Mistake #2: Mowing Bi-Weekly or Less

In Michigan, your lawns need to be cut weekly from April through October. Skipping a week or more will result in your grass growing too high to maintain the proper height (up to 3.5 inches) and follow the 1/3 rule at the same time. The 1/3 rule states that you should only be cutting 1/3 of each grass blade to ensure that you don't cut off the nutrients supply, leaving your lawn susceptible to infestations and diseases.

If you allow your blades to grow too long in between mowing sessions, you or your landscaping company will have to choose between cutting your blades down to their correct height or continuing to follow the 1/3 rule. Is there a right answer? YES! Always keep following the 1/3 rule, even if your grass blades are still too long when you are finished. Come back a week later and keep cutting 1/3 off of your grass blades and eventually you will reach the correct height of 2.5 to 3.5 inches.

Mistake #3: Not Rotating Mowing Patterns

Humans are creatures of habit. Most people enjoy doing tasks the same way because it is comfortable and efficient. However, this is a bad idea for your lawn. Mowing your lawn in the exact same pattern every week will create ruts and soil compaction. Ruts create visible damage and will make your lawn look messy. Soil compaction, however, is unseen but it is not good for your lawn health.

Soil compaction will block essential nutrients, sunlight, and water from reaching your grass roots. Cutting off this access will cause your grass to grow weak and patchy. If your lawn has experienced soil compaction from mowing in the same direction every time, you will want to sign up for an aeration service to loosen up the soil.

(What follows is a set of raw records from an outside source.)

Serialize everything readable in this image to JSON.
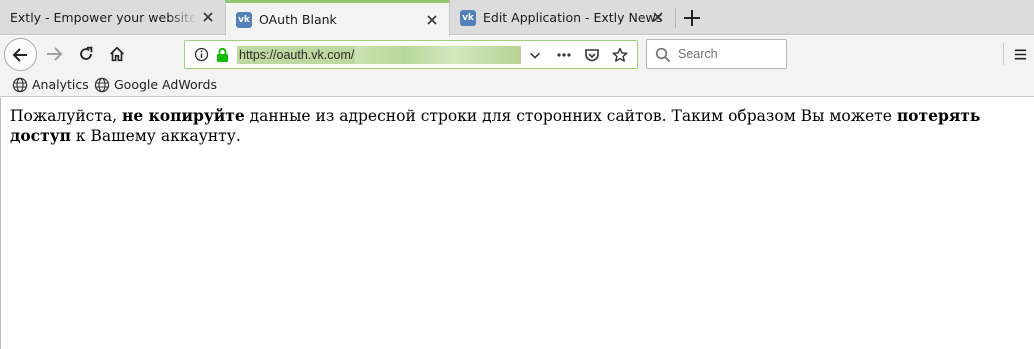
{
  "tabs": [
    {
      "title": "Extly - Empower your website with",
      "active": false
    },
    {
      "title": "OAuth Blank",
      "active": true,
      "favicon": "vk-icon"
    },
    {
      "title": "Edit Application - Extly News",
      "active": false,
      "favicon": "vk-icon"
    }
  ],
  "favicon_text": "vk",
  "url": "https://oauth.vk.com/",
  "search": {
    "placeholder": "Search"
  },
  "bookmarks": [
    "Analytics",
    "Google AdWords"
  ],
  "notice": {
    "part1": "Пожалуйста, ",
    "bold1": "не копируйте",
    "part2": " данные из адресной строки для сторонних сайтов. Таким образом Вы можете ",
    "bold2": "потерять доступ",
    "part3": " к Вашему аккаунту."
  },
  "colors": {
    "tab_accent": "#95c473",
    "urlbar_border": "#9fcf79",
    "lock_green": "#12bc00",
    "vk_blue": "#5181b8"
  }
}
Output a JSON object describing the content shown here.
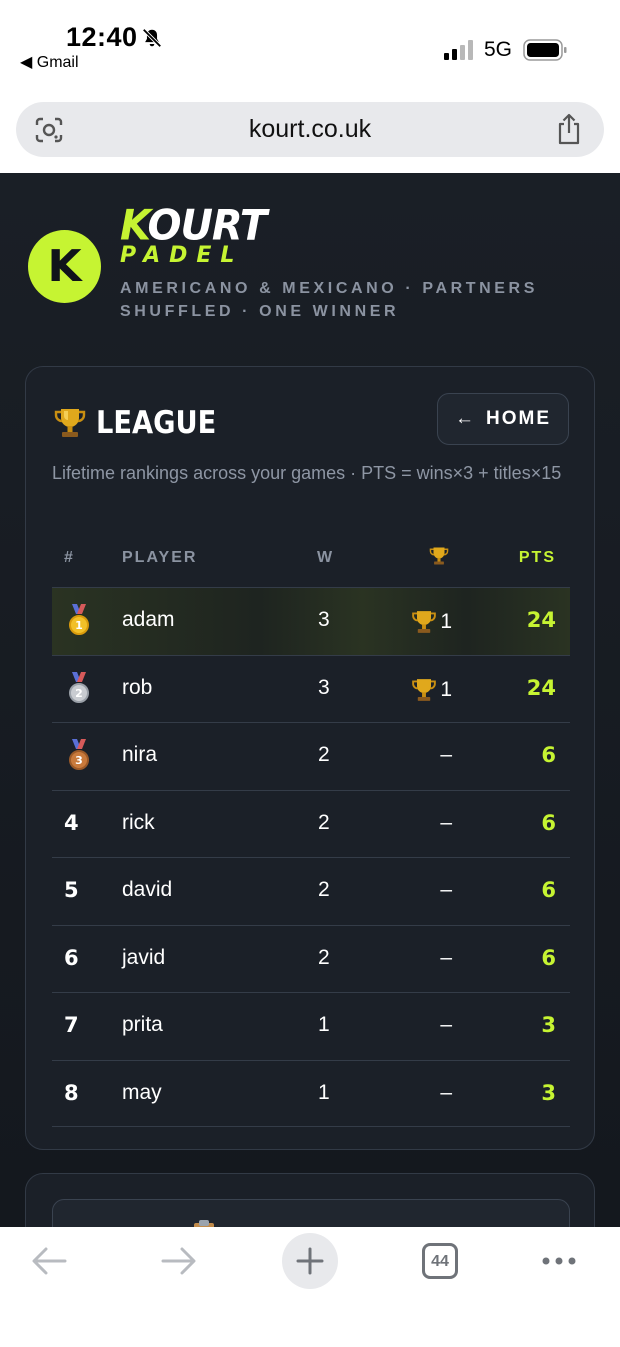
{
  "status_bar": {
    "time": "12:40",
    "back_app": "◀ Gmail",
    "network": "5G"
  },
  "browser": {
    "url": "kourt.co.uk",
    "tab_count": "44"
  },
  "brand": {
    "k": "K",
    "name_rest": "OURT",
    "logo_letter": "K",
    "sub": "PADEL",
    "tagline": "AMERICANO & MEXICANO · PARTNERS SHUFFLED · ONE WINNER"
  },
  "league": {
    "title": "LEAGUE",
    "home_button": "HOME",
    "description": "Lifetime rankings across your games · PTS = wins×3 + titles×15",
    "columns": {
      "rank": "#",
      "player": "PLAYER",
      "wins": "W",
      "titles": "trophy-icon",
      "points": "PTS"
    },
    "rows": [
      {
        "rank": "1",
        "medal": "gold",
        "player": "adam",
        "wins": "3",
        "titles": "1",
        "points": "24"
      },
      {
        "rank": "2",
        "medal": "silver",
        "player": "rob",
        "wins": "3",
        "titles": "1",
        "points": "24"
      },
      {
        "rank": "3",
        "medal": "bronze",
        "player": "nira",
        "wins": "2",
        "titles": "–",
        "points": "6"
      },
      {
        "rank": "4",
        "medal": "",
        "player": "rick",
        "wins": "2",
        "titles": "–",
        "points": "6"
      },
      {
        "rank": "5",
        "medal": "",
        "player": "david",
        "wins": "2",
        "titles": "–",
        "points": "6"
      },
      {
        "rank": "6",
        "medal": "",
        "player": "javid",
        "wins": "2",
        "titles": "–",
        "points": "6"
      },
      {
        "rank": "7",
        "medal": "",
        "player": "prita",
        "wins": "1",
        "titles": "–",
        "points": "3"
      },
      {
        "rank": "8",
        "medal": "",
        "player": "may",
        "wins": "1",
        "titles": "–",
        "points": "3"
      }
    ]
  },
  "colors": {
    "accent": "#c6f432",
    "background": "#171b21",
    "card": "#1b2028",
    "muted": "#8b93a1"
  }
}
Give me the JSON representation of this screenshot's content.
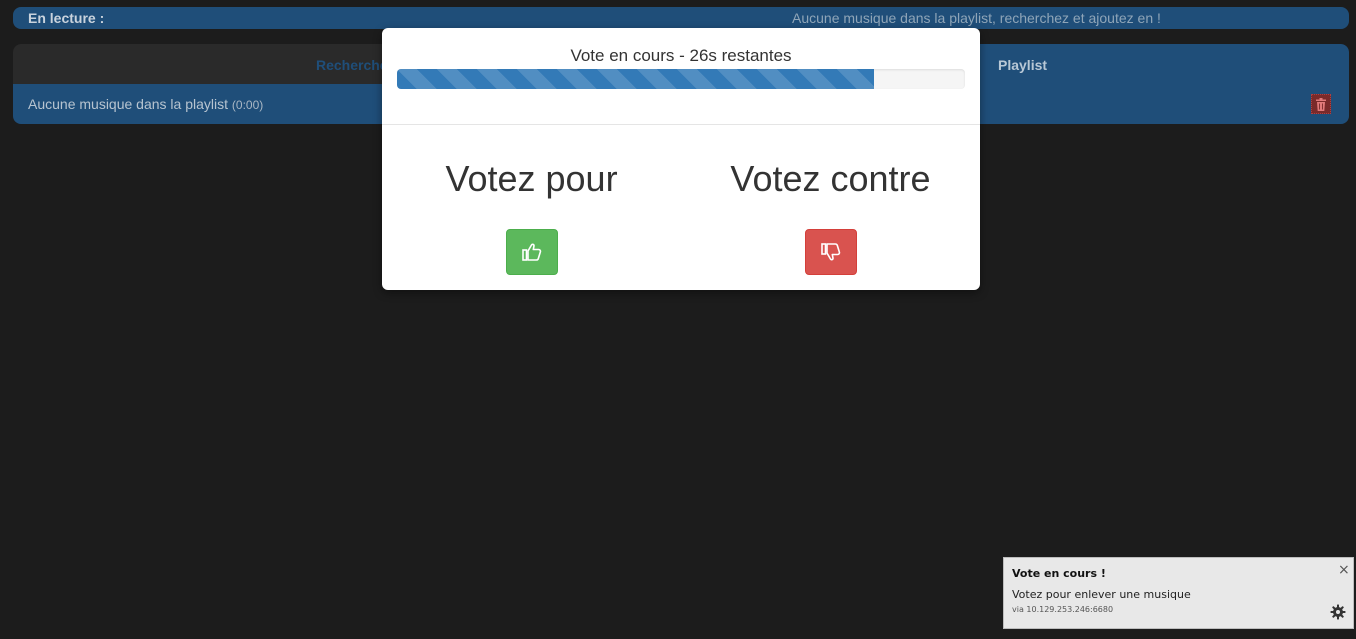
{
  "now_playing": {
    "label": "En lecture :",
    "message": "Aucune musique dans la playlist, recherchez et ajoutez en !"
  },
  "tabs": {
    "search_label": "Recherche",
    "playlist_label": "Playlist"
  },
  "playlist": {
    "items": [
      {
        "text": "Aucune musique dans la playlist",
        "duration": "(0:00)"
      }
    ],
    "delete_icon": "trash-icon"
  },
  "vote_modal": {
    "title": "Vote en cours - 26s restantes",
    "progress_fraction": 0.84,
    "vote_for_heading": "Votez pour",
    "vote_against_heading": "Votez contre",
    "vote_for_icon": "thumbs-up-icon",
    "vote_against_icon": "thumbs-down-icon"
  },
  "notification": {
    "title": "Vote en cours !",
    "body": "Votez pour enlever une musique",
    "source": "via 10.129.253.246:6680",
    "close_symbol": "×",
    "settings_icon": "gear-icon"
  },
  "colors": {
    "background": "#1c1c1c",
    "panel_blue": "#1f4e79",
    "progress": "#337ab7",
    "success": "#5cb85c",
    "danger": "#d9534f"
  }
}
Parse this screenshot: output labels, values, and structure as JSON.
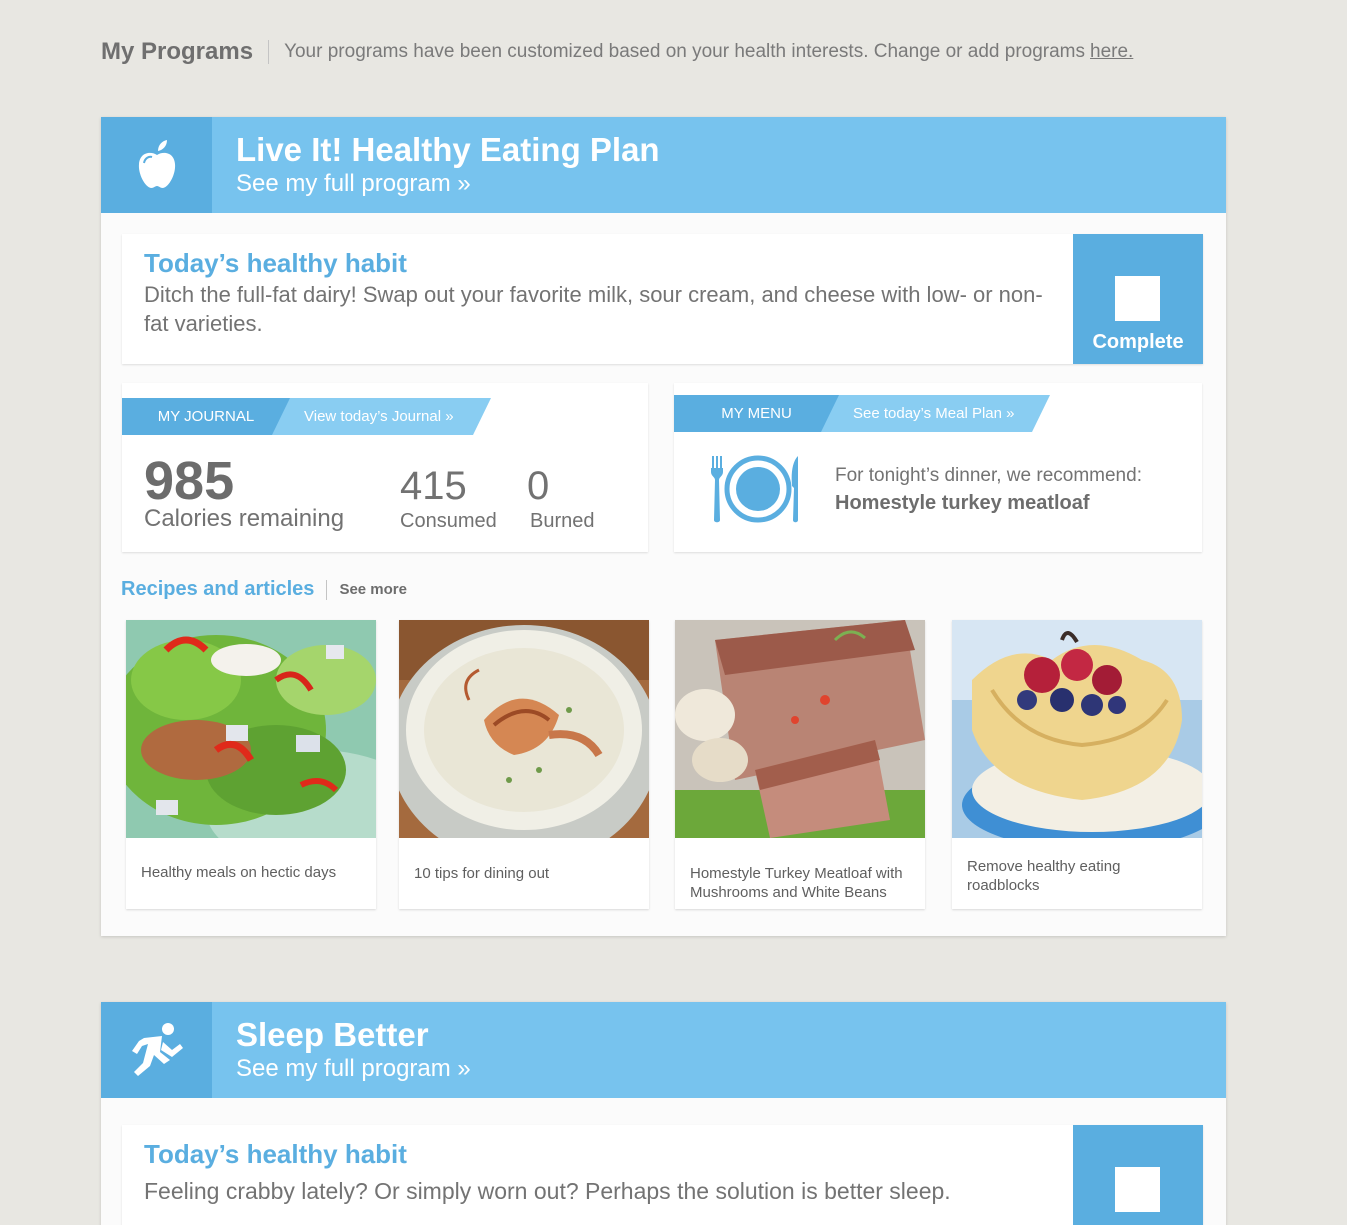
{
  "top": {
    "title": "My Programs",
    "description": "Your programs have been customized based on your health interests. Change or add programs",
    "link": "here."
  },
  "programs": [
    {
      "title": "Live It! Healthy Eating Plan",
      "link": "See my full program »",
      "icon": "apple-icon",
      "habit": {
        "title": "Today’s healthy habit",
        "text": "Ditch the full-fat dairy! Swap out your favorite milk, sour cream, and cheese with low- or non-fat varieties.",
        "complete": "Complete"
      },
      "journal": {
        "tab": "MY JOURNAL",
        "link": "View today’s Journal »",
        "calories_remaining": "985",
        "calories_remaining_label": "Calories remaining",
        "consumed": "415",
        "consumed_label": "Consumed",
        "burned": "0",
        "burned_label": "Burned"
      },
      "menu": {
        "tab": "MY MENU",
        "link": "See today’s Meal Plan »",
        "text": "For tonight’s dinner, we recommend:",
        "dish": "Homestyle turkey meatloaf"
      },
      "recipes": {
        "title": "Recipes and articles",
        "more": "See more",
        "items": [
          {
            "caption": "Healthy meals on hectic days"
          },
          {
            "caption": "10 tips for dining out"
          },
          {
            "caption": "Homestyle Turkey Meatloaf with Mushrooms and White Beans"
          },
          {
            "caption": "Remove healthy eating roadblocks"
          }
        ]
      }
    },
    {
      "title": "Sleep Better",
      "link": "See my full program »",
      "icon": "running-person-icon",
      "habit": {
        "title": "Today’s healthy habit",
        "text": "Feeling crabby lately? Or simply worn out? Perhaps the solution is better sleep."
      }
    }
  ],
  "colors": {
    "background": "#e8e7e2",
    "header": "#77c3ee",
    "accent": "#5aaee0",
    "ribbon_light": "#89cdf2"
  }
}
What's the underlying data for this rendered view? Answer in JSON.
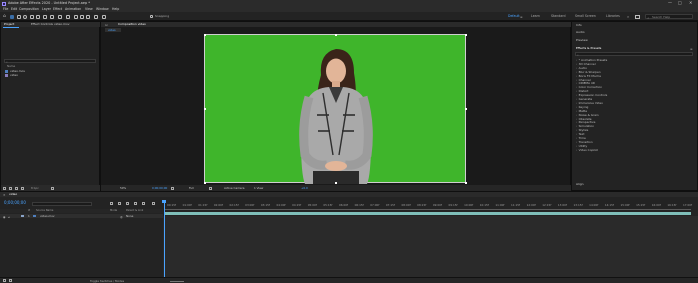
{
  "window": {
    "title": "Adobe After Effects 2020 - Untitled Project.aep *",
    "controls": [
      "—",
      "□",
      "✕"
    ]
  },
  "menu": [
    "File",
    "Edit",
    "Composition",
    "Layer",
    "Effect",
    "Animation",
    "View",
    "Window",
    "Help"
  ],
  "toolbar": {
    "snapping_label": "Snapping",
    "workspaces": [
      {
        "label": "Default",
        "active": true
      },
      {
        "label": "Learn",
        "active": false
      },
      {
        "label": "Standard",
        "active": false
      },
      {
        "label": "Small Screen",
        "active": false
      },
      {
        "label": "Libraries",
        "active": false
      }
    ],
    "search_help_placeholder": "Search Help"
  },
  "project_panel": {
    "tabs": [
      "Project",
      "Effect Controls video.mov"
    ],
    "search_placeholder": "",
    "column_name": "Name",
    "items": [
      {
        "name": "video.mov",
        "icon": "footage-icon",
        "color": "#4f7fbf"
      },
      {
        "name": "video",
        "icon": "composition-icon",
        "color": "#8a7fbf"
      }
    ],
    "bpc_label": "8 bpc"
  },
  "viewer": {
    "tab": "Composition video",
    "subtab": "video",
    "zoom": "50%",
    "timecode": "0;00;00;00",
    "resolution": "Full",
    "camera": "Active Camera",
    "views": "1 View",
    "exposure": "+0.0"
  },
  "right_panels": {
    "info": "Info",
    "audio": "Audio",
    "preview": "Preview",
    "effects_title": "Effects & Presets",
    "effects_search_placeholder": "",
    "effects": [
      "* Animation Presets",
      "3D Channel",
      "Audio",
      "Blur & Sharpen",
      "Boris FX Mocha",
      "Channel",
      "CINEMA 4D",
      "Color Correction",
      "Distort",
      "Expression Controls",
      "Generate",
      "Immersive Video",
      "Keying",
      "Matte",
      "Noise & Grain",
      "Obsolete",
      "Perspective",
      "Simulation",
      "Stylize",
      "Text",
      "Time",
      "Transition",
      "Utility",
      "Video Copilot"
    ],
    "align": "Align"
  },
  "timeline": {
    "tab": "video",
    "timecode": "0;00;00;00",
    "columns": [
      "#",
      "Source Name",
      "Mode",
      "Parent & Link"
    ],
    "layer": {
      "index": "1",
      "name": "video.mov",
      "parent": "None"
    },
    "ruler": [
      "00:15f",
      "01:00f",
      "01:15f",
      "02:00f",
      "02:15f",
      "03:00f",
      "03:15f",
      "04:00f",
      "04:15f",
      "05:00f",
      "05:15f",
      "06:00f",
      "06:15f",
      "07:00f",
      "07:15f",
      "08:00f",
      "08:15f",
      "09:00f",
      "09:15f",
      "10:00f",
      "10:15f",
      "11:00f",
      "11:15f",
      "12:00f",
      "12:15f",
      "13:00f",
      "13:15f",
      "14:00f",
      "14:15f",
      "15:00f",
      "15:15f",
      "16:00f",
      "16:15f",
      "17:00f"
    ],
    "toggle_label": "Toggle Switches / Modes"
  },
  "colors": {
    "accent": "#4aa3ff",
    "chroma_green": "#3fb52b",
    "track": "#7fbfb9"
  }
}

Lawn mowing patterns should be rotated every other week at a minimum to avoid ruts and soil compaction.

Save yourself time and headache - hire professionals to mow your lawn.

Lawn in Cascade, Michigan with proper lawn mowing services.

Didn't expect to find out about how easily you can ruin your lawn just by mowing it yourself? We know! That's why our company offers our lawn mowing service to take this worry out of your hands. We offer our weekly lawn mowing program to properties that are located in Grand Rapids, Ada, Cascade, and nearby Michigan locations. Give our office a call today at (616) 293-0361 to enroll in our lawn mowing program this year!